Task directions: All entries shown below should be duplicated character for character.

****

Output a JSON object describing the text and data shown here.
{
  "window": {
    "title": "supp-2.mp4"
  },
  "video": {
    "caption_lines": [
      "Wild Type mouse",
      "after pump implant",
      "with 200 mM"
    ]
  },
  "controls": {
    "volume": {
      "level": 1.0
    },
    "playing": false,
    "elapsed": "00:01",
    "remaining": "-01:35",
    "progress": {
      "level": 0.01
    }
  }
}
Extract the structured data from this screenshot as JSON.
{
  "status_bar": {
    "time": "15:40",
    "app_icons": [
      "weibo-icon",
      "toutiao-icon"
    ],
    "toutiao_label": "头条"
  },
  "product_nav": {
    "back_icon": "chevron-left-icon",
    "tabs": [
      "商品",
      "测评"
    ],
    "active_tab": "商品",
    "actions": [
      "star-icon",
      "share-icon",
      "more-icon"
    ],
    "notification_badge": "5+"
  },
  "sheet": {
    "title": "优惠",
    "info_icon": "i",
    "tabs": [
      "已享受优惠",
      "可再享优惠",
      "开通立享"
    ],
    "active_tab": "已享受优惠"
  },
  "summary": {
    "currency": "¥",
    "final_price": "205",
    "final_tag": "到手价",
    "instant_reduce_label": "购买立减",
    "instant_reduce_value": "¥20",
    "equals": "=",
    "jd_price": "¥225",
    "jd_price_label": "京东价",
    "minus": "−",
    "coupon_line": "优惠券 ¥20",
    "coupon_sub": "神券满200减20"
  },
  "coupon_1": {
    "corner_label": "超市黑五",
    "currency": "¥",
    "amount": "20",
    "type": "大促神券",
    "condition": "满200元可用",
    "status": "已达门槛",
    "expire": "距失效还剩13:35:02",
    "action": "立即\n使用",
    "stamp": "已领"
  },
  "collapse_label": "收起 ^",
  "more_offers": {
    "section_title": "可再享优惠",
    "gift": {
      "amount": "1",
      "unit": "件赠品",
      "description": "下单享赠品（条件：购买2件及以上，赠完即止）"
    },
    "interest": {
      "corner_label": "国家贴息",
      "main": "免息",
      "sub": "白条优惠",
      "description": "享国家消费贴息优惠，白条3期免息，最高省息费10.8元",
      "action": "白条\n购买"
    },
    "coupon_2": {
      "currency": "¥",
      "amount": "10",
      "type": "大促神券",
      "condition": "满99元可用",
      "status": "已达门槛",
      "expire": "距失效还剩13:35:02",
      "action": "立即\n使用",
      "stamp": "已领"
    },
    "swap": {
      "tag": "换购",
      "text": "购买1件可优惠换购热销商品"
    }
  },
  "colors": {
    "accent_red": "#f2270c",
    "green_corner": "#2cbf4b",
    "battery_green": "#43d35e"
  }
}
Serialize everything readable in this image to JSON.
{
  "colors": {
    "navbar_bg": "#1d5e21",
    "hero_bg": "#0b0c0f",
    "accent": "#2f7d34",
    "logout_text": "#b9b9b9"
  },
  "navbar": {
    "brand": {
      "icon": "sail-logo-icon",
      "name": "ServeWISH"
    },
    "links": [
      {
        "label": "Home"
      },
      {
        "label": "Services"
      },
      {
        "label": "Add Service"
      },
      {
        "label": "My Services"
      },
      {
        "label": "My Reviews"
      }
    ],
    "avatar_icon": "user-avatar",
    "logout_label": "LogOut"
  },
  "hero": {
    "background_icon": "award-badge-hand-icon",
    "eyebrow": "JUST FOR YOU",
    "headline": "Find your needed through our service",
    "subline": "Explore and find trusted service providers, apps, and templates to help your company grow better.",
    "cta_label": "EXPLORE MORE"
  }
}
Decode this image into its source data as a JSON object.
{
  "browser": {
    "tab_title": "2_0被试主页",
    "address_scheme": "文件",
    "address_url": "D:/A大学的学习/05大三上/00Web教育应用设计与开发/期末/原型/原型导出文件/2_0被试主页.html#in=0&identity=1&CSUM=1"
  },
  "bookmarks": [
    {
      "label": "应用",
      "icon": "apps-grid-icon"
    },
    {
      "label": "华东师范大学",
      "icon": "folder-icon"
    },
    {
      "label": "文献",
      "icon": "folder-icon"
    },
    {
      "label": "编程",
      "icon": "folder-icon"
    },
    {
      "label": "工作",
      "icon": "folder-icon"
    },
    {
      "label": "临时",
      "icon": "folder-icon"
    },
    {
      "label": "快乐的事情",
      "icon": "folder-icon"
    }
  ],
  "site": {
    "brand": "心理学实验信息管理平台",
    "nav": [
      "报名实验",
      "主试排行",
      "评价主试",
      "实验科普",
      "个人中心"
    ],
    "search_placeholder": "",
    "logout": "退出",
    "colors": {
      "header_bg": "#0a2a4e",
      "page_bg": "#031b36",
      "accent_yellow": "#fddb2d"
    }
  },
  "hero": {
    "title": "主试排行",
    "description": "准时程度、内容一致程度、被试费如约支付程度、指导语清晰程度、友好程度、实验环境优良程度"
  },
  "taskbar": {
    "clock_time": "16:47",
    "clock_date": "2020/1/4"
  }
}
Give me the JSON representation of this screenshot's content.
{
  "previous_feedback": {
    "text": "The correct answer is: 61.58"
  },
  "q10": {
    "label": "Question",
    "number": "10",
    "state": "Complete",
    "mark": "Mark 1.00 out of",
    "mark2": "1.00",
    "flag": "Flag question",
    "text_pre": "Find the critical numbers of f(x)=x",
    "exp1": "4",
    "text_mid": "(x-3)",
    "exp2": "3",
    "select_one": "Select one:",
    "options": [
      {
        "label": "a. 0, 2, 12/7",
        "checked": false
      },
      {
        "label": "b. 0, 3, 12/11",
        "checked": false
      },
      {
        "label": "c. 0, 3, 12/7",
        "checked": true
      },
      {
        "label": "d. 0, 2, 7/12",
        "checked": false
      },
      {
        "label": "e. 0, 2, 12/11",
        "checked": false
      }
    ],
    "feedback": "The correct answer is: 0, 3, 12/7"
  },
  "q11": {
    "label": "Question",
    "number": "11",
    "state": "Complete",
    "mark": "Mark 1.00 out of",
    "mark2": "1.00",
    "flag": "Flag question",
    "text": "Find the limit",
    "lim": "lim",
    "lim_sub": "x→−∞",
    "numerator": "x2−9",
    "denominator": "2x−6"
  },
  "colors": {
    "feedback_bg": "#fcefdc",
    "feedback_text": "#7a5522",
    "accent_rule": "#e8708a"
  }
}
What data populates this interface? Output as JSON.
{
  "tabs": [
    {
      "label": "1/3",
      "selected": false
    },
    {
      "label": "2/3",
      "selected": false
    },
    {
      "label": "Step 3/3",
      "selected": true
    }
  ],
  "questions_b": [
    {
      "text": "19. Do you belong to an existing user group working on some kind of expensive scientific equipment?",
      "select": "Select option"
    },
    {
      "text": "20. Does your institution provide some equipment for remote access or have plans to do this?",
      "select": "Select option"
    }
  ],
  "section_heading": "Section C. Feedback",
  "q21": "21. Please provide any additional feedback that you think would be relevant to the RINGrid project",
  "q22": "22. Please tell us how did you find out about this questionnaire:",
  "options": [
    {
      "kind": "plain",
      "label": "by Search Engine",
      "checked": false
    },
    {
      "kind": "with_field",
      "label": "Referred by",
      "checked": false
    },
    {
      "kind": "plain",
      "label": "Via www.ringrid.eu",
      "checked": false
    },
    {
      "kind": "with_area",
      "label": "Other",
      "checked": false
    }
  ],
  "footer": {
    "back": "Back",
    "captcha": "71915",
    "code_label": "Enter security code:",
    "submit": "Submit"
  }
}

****

Your solution:
Output a JSON object describing the text and data shown here.
{
  "window": {
    "title": "supp-2.mp4"
  },
  "video": {
    "caption_lines": [
      "Wild Type mouse",
      "after pump implant",
      "with 200 mM"
    ]
  },
  "controls": {
    "volume": {
      "level": 1.0
    },
    "playing": false,
    "elapsed": "00:01",
    "remaining": "-01:35",
    "progress": {
      "level": 0.01
    }
  }
}
Extract the structured data from this screenshot as JSON.
{
  "status_bar": {
    "time": "15:40",
    "app_icons": [
      "weibo-icon",
      "toutiao-icon"
    ],
    "toutiao_label": "头条"
  },
  "product_nav": {
    "back_icon": "chevron-left-icon",
    "tabs": [
      "商品",
      "测评"
    ],
    "active_tab": "商品",
    "actions": [
      "star-icon",
      "share-icon",
      "more-icon"
    ],
    "notification_badge": "5+"
  },
  "sheet": {
    "title": "优惠",
    "info_icon": "i",
    "tabs": [
      "已享受优惠",
      "可再享优惠",
      "开通立享"
    ],
    "active_tab": "已享受优惠"
  },
  "summary": {
    "currency": "¥",
    "final_price": "205",
    "final_tag": "到手价",
    "instant_reduce_label": "购买立减",
    "instant_reduce_value": "¥20",
    "equals": "=",
    "jd_price": "¥225",
    "jd_price_label": "京东价",
    "minus": "−",
    "coupon_line": "优惠券 ¥20",
    "coupon_sub": "神券满200减20"
  },
  "coupon_1": {
    "corner_label": "超市黑五",
    "currency": "¥",
    "amount": "20",
    "type": "大促神券",
    "condition": "满200元可用",
    "status": "已达门槛",
    "expire": "距失效还剩13:35:02",
    "action": "立即\n使用",
    "stamp": "已领"
  },
  "collapse_label": "收起 ^",
  "more_offers": {
    "section_title": "可再享优惠",
    "gift": {
      "amount": "1",
      "unit": "件赠品",
      "description": "下单享赠品（条件：购买2件及以上，赠完即止）"
    },
    "interest": {
      "corner_label": "国家贴息",
      "main": "免息",
      "sub": "白条优惠",
      "description": "享国家消费贴息优惠，白条3期免息，最高省息费10.8元",
      "action": "白条\n购买"
    },
    "coupon_2": {
      "currency": "¥",
      "amount": "10",
      "type": "大促神券",
      "condition": "满99元可用",
      "status": "已达门槛",
      "expire": "距失效还剩13:35:02",
      "action": "立即\n使用",
      "stamp": "已领"
    },
    "swap": {
      "tag": "换购",
      "text": "购买1件可优惠换购热销商品"
    }
  },
  "colors": {
    "accent_red": "#f2270c",
    "green_corner": "#2cbf4b",
    "battery_green": "#43d35e"
  }
}
Serialize everything readable in this image to JSON.
{
  "colors": {
    "navbar_bg": "#1d5e21",
    "hero_bg": "#0b0c0f",
    "accent": "#2f7d34",
    "logout_text": "#b9b9b9"
  },
  "navbar": {
    "brand": {
      "icon": "sail-logo-icon",
      "name": "ServeWISH"
    },
    "links": [
      {
        "label": "Home"
      },
      {
        "label": "Services"
      },
      {
        "label": "Add Service"
      },
      {
        "label": "My Services"
      },
      {
        "label": "My Reviews"
      }
    ],
    "avatar_icon": "user-avatar",
    "logout_label": "LogOut"
  },
  "hero": {
    "background_icon": "award-badge-hand-icon",
    "eyebrow": "JUST FOR YOU",
    "headline": "Find your needed through our service",
    "subline": "Explore and find trusted service providers, apps, and templates to help your company grow better.",
    "cta_label": "EXPLORE MORE"
  }
}
Decode this image into its source data as a JSON object.
{
  "browser": {
    "tab_title": "2_0被试主页",
    "address_scheme": "文件",
    "address_url": "D:/A大学的学习/05大三上/00Web教育应用设计与开发/期末/原型/原型导出文件/2_0被试主页.html#in=0&identity=1&CSUM=1"
  },
  "bookmarks": [
    {
      "label": "应用",
      "icon": "apps-grid-icon"
    },
    {
      "label": "华东师范大学",
      "icon": "folder-icon"
    },
    {
      "label": "文献",
      "icon": "folder-icon"
    },
    {
      "label": "编程",
      "icon": "folder-icon"
    },
    {
      "label": "工作",
      "icon": "folder-icon"
    },
    {
      "label": "临时",
      "icon": "folder-icon"
    },
    {
      "label": "快乐的事情",
      "icon": "folder-icon"
    }
  ],
  "site": {
    "brand": "心理学实验信息管理平台",
    "nav": [
      "报名实验",
      "主试排行",
      "评价主试",
      "实验科普",
      "个人中心"
    ],
    "search_placeholder": "",
    "logout": "退出",
    "colors": {
      "header_bg": "#0a2a4e",
      "page_bg": "#031b36",
      "accent_yellow": "#fddb2d"
    }
  },
  "hero": {
    "title": "主试排行",
    "description": "准时程度、内容一致程度、被试费如约支付程度、指导语清晰程度、友好程度、实验环境优良程度"
  },
  "taskbar": {
    "clock_time": "16:47",
    "clock_date": "2020/1/4"
  }
}
Give me the JSON representation of this screenshot's content.
{
  "previous_feedback": {
    "text": "The correct answer is: 61.58"
  },
  "q10": {
    "label": "Question",
    "number": "10",
    "state": "Complete",
    "mark": "Mark 1.00 out of",
    "mark2": "1.00",
    "flag": "Flag question",
    "text_pre": "Find the critical numbers of f(x)=x",
    "exp1": "4",
    "text_mid": "(x-3)",
    "exp2": "3",
    "select_one": "Select one:",
    "options": [
      {
        "label": "a. 0, 2, 12/7",
        "checked": false
      },
      {
        "label": "b. 0, 3, 12/11",
        "checked": false
      },
      {
        "label": "c. 0, 3, 12/7",
        "checked": true
      },
      {
        "label": "d. 0, 2, 7/12",
        "checked": false
      },
      {
        "label": "e. 0, 2, 12/11",
        "checked": false
      }
    ],
    "feedback": "The correct answer is: 0, 3, 12/7"
  },
  "q11": {
    "label": "Question",
    "number": "11",
    "state": "Complete",
    "mark": "Mark 1.00 out of",
    "mark2": "1.00",
    "flag": "Flag question",
    "text": "Find the limit",
    "lim": "lim",
    "lim_sub": "x→−∞",
    "numerator": "x2−9",
    "denominator": "2x−6"
  },
  "colors": {
    "feedback_bg": "#fcefdc",
    "feedback_text": "#7a5522",
    "accent_rule": "#e8708a"
  }
}
What data populates this interface? Output as JSON.
{
  "tabs": [
    {
      "label": "1/3",
      "selected": false
    },
    {
      "label": "2/3",
      "selected": false
    },
    {
      "label": "Step 3/3",
      "selected": true
    }
  ],
  "questions_b": [
    {
      "text": "19. Do you belong to an existing user group working on some kind of expensive scientific equipment?",
      "select": "Select option"
    },
    {
      "text": "20. Does your institution provide some equipment for remote access or have plans to do this?",
      "select": "Select option"
    }
  ],
  "section_heading": "Section C. Feedback",
  "q21": "21. Please provide any additional feedback that you think would be relevant to the RINGrid project",
  "q22": "22. Please tell us how did you find out about this questionnaire:",
  "options": [
    {
      "kind": "plain",
      "label": "by Search Engine",
      "checked": false
    },
    {
      "kind": "with_field",
      "label": "Referred by",
      "checked": false
    },
    {
      "kind": "plain",
      "label": "Via www.ringrid.eu",
      "checked": false
    },
    {
      "kind": "with_area",
      "label": "Other",
      "checked": false
    }
  ],
  "footer": {
    "back": "Back",
    "captcha": "71915",
    "code_label": "Enter security code:",
    "submit": "Submit"
  }
}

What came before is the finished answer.